Action 24/7, a locally owned Tennessee sportsbook, had its license temporarily suspended Thursday after an investigation by the state lottery revealed signs of money laundering and credit card fraud on multiple occasions, including bets allegedly placed on the Super Bowl by a proxy for out-of-state customers, a violation of federal law.
The Tennessee Education Lottery ratified its decision to suspend Action 24/7’s sports betting license during a special board meeting of its sports wagering committee on Friday. Investigators ordered Action 24/7 to cease operations Thursday night. Action 24/7’s Twitter account posted Thursday night that the site was down for maintenance, and on Friday the website showed a notice that it was unavailable.
Action 24/7 has the right to appeal, according to TEL officials.
Tina Hodges, Action 24/7’s chief executive officer, issued a statement later Friday expressing disappointment over the suspension of Action 24/7’s license, a decision that comes the week of the NCAA men’s basketball tournament, one of the most popular betting events in the U.S.
“The Board relied upon unfounded fears of future speculative recurrences of the activity, and took draconian action just as the NCAA Tournament is beginning,” the statement read. “Obviously, we are disappointed in the Board’s decision, but will continue to work with TEL staff and seek all other avenues of relief to have the suspension lifted quickly so that the people of Tennessee may continue to enjoy wagering on the Action 24/7 sportsbook.”
During Friday’s meeting, lottery investigator Danny DiRienzo detailed the allegations, highlighting one Action 24/7 account that was opened with a $10 deposit and was immediately followed by 184 attempted deposits from seven different credit or debit cards bearing seven different names. DiRienzo said 124 of the deposits were successful.
“We’re talking tens of thousands of dollars,” DiRienzo told the TEL board members. “There was very little game play, meaning betting, and then multiple withdrawals out to an account to the player’s name.”
DiRienzo, who has extensive experience investigating gambling-related fraud and previously worked for the U.S. Secret Service, said the evidence was “100% typical of every credit card fraud case I’ve worked over the past 25 years.”

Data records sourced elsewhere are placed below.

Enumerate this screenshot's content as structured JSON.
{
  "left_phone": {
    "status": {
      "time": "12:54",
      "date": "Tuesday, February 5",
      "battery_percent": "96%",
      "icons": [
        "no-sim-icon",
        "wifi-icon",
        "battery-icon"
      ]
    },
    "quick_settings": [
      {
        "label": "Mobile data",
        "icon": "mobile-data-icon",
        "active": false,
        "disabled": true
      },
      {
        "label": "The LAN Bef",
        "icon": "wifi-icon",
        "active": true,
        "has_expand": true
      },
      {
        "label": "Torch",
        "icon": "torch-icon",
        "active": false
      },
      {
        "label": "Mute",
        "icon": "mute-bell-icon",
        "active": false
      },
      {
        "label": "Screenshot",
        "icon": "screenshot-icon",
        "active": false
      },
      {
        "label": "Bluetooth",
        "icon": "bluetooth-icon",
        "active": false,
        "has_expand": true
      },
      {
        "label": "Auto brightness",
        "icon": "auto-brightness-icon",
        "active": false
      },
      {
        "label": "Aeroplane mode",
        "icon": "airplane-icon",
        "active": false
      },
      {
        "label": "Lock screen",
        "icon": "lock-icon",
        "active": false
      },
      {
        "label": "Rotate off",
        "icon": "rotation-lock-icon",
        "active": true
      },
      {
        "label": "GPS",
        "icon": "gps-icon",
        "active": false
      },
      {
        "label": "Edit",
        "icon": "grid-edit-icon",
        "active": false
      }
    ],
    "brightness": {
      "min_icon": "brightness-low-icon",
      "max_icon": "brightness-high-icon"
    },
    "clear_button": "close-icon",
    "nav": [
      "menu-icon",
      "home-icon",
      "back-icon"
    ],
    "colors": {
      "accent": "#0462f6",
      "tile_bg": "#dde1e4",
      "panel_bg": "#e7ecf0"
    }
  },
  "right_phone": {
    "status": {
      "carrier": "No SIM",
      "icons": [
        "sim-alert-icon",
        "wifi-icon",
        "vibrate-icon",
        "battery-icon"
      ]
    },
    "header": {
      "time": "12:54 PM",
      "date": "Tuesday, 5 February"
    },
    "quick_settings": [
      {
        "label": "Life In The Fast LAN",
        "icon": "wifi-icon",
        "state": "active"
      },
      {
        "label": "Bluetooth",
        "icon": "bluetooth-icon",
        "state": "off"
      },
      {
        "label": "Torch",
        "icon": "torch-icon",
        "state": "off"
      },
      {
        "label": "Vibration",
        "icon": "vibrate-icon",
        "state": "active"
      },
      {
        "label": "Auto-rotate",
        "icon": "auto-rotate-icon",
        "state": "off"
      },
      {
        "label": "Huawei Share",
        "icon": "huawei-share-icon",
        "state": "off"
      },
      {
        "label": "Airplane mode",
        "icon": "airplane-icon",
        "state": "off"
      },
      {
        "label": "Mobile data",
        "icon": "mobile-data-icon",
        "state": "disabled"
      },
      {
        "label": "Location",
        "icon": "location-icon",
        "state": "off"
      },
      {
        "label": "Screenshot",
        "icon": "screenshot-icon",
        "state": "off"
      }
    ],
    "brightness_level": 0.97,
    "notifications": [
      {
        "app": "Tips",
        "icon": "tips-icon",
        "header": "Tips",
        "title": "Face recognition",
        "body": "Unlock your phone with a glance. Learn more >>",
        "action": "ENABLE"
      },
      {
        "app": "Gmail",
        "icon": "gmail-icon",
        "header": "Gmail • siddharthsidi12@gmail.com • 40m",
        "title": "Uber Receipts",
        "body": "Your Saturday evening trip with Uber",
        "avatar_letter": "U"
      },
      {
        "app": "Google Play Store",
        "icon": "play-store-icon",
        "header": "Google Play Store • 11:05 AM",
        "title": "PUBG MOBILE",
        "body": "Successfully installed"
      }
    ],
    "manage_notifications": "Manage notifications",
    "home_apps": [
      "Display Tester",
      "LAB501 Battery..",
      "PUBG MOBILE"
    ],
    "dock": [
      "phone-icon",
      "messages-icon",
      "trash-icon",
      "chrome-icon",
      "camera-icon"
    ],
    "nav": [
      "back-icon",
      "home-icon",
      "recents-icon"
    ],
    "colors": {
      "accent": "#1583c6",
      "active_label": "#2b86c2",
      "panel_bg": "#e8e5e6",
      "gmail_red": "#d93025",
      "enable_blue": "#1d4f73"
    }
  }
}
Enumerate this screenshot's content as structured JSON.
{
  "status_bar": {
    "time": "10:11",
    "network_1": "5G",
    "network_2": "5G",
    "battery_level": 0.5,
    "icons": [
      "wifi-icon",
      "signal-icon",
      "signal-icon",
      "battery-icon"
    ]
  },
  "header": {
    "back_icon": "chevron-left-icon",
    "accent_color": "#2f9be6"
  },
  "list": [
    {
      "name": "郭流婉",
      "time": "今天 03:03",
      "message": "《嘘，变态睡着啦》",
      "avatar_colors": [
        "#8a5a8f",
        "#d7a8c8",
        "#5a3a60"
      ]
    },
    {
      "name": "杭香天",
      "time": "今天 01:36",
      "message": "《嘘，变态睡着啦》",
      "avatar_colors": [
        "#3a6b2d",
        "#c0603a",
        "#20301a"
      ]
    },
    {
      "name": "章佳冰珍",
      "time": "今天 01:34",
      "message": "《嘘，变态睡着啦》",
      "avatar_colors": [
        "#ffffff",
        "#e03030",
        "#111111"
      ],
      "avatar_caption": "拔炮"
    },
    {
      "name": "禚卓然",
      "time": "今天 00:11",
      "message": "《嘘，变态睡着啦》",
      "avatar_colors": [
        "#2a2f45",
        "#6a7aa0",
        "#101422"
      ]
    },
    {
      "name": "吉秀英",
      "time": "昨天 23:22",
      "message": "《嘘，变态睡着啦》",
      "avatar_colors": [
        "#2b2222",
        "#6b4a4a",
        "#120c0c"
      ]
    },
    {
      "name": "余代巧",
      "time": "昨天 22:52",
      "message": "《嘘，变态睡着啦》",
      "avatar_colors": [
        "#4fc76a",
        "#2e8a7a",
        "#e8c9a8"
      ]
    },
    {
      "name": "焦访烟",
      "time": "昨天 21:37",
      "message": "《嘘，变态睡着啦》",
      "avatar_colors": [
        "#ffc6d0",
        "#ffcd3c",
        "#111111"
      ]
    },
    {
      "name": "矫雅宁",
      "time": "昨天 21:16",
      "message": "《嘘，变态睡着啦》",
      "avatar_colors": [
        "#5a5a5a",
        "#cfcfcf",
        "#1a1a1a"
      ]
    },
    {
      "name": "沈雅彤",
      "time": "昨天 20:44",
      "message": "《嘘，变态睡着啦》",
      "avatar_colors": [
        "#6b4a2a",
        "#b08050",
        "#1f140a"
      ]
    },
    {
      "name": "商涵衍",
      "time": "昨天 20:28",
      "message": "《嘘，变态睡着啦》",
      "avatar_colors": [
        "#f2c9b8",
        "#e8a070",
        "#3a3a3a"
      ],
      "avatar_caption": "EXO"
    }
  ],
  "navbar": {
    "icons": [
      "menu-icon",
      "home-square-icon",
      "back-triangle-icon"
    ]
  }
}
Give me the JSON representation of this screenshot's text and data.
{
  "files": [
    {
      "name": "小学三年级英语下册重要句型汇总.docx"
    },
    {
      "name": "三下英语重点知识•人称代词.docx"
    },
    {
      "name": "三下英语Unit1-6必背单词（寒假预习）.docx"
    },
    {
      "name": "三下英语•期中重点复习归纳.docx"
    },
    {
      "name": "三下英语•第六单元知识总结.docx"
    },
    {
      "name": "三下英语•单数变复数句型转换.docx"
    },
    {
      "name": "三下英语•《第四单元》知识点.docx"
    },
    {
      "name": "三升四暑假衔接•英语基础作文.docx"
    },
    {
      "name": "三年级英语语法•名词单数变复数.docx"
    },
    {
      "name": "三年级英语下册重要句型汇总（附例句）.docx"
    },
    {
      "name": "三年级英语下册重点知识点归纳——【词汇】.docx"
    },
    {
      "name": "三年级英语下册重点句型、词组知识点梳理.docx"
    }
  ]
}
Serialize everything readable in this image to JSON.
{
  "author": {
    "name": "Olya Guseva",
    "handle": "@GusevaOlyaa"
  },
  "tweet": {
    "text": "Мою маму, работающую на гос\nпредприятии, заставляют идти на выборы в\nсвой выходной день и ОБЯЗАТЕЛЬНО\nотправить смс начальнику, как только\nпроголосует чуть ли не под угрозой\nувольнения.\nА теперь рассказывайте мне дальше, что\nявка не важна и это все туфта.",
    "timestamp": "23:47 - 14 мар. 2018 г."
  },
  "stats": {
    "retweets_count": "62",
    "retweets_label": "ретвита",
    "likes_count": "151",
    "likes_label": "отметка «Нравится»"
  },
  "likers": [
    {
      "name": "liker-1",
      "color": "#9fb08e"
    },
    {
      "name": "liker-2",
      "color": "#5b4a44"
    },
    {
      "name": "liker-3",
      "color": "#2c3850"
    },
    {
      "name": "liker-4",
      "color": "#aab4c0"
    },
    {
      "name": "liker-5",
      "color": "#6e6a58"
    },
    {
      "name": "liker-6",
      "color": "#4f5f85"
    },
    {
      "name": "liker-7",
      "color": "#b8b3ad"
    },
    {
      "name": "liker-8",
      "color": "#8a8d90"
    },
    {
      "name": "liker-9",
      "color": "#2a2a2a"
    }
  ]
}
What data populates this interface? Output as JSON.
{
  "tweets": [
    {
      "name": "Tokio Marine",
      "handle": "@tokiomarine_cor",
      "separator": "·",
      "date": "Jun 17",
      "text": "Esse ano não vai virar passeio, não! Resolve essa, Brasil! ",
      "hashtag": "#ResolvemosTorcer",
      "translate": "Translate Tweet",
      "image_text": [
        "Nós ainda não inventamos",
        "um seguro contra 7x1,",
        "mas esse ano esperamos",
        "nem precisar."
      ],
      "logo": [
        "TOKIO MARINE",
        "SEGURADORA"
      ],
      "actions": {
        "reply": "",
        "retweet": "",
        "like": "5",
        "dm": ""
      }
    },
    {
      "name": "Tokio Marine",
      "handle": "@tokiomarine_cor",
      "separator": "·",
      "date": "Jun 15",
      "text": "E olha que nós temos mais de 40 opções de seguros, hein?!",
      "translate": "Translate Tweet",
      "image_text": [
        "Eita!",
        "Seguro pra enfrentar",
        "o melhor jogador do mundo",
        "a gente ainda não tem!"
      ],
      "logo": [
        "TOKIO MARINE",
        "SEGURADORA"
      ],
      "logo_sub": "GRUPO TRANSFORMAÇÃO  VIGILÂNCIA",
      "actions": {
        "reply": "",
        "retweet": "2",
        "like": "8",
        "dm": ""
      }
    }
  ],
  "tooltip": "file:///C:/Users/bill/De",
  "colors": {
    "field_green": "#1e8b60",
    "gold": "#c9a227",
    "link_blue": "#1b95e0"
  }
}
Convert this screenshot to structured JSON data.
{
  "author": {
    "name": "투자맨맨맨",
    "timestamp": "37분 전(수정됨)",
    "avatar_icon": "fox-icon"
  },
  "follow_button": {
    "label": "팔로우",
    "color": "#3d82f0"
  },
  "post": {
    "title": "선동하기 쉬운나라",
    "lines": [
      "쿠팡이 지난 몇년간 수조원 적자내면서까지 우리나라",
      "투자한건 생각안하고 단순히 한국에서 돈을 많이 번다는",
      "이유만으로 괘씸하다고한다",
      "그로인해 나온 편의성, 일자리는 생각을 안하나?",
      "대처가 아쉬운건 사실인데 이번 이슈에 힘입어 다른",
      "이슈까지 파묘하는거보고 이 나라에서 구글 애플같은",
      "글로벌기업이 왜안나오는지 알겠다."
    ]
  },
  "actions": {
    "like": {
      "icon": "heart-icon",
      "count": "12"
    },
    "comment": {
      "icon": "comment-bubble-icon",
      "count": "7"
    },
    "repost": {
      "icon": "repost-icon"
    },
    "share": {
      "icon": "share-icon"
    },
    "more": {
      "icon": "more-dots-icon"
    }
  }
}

DiRienzo said Action 24/7 identified the potential violations March 9 but did not notify TEL until March 17. He expressed concern that the minimal internal controls that Action 24/7 represented itself as having before launching were not in place.
“The internal controls, in my opinion, based on the facts, are not in place to prevent future criminal conduct on this website,” DiRienzo added.
In February, the TEL disclosed that it had closed 74 betting accounts and canceled several bets on the Super Bowl due to alleged illegal activities at two of the state’s licensed sportsbooks. For the Super Bowl, Action 24/7, BetMGM, DraftKings and FanDuel were the only sportsbooks operating in Tennessee.
DiRienzo identified Action 24/7 as one of the sites where the alleged illegal bets on Super Bowl took place.
“Forty-five player accounts were opened; 41 of those, I believe, speaking from memory, were all out-of-state residents and all placed proxy bets through an individual in Tennessee on Action 24/7’s website to circumvent the geolocation requirements of being physically present in Tennessee, all in violation of the federal Wire Act,” DiRienzo said. “Hundreds of bets were placed leading up to the Super Bowl, including open Super Bowl bets that we ultimately cancelled. That individual that was responsible for that, who confessed to me that he in fact did that, was under contract with Tennessee Action 24/7.”
BetMGM has publicly stated that it is not under investigation in Tennessee. FanDuel and DraftKings have not offered comment on the investigation into the Super Bowl bets.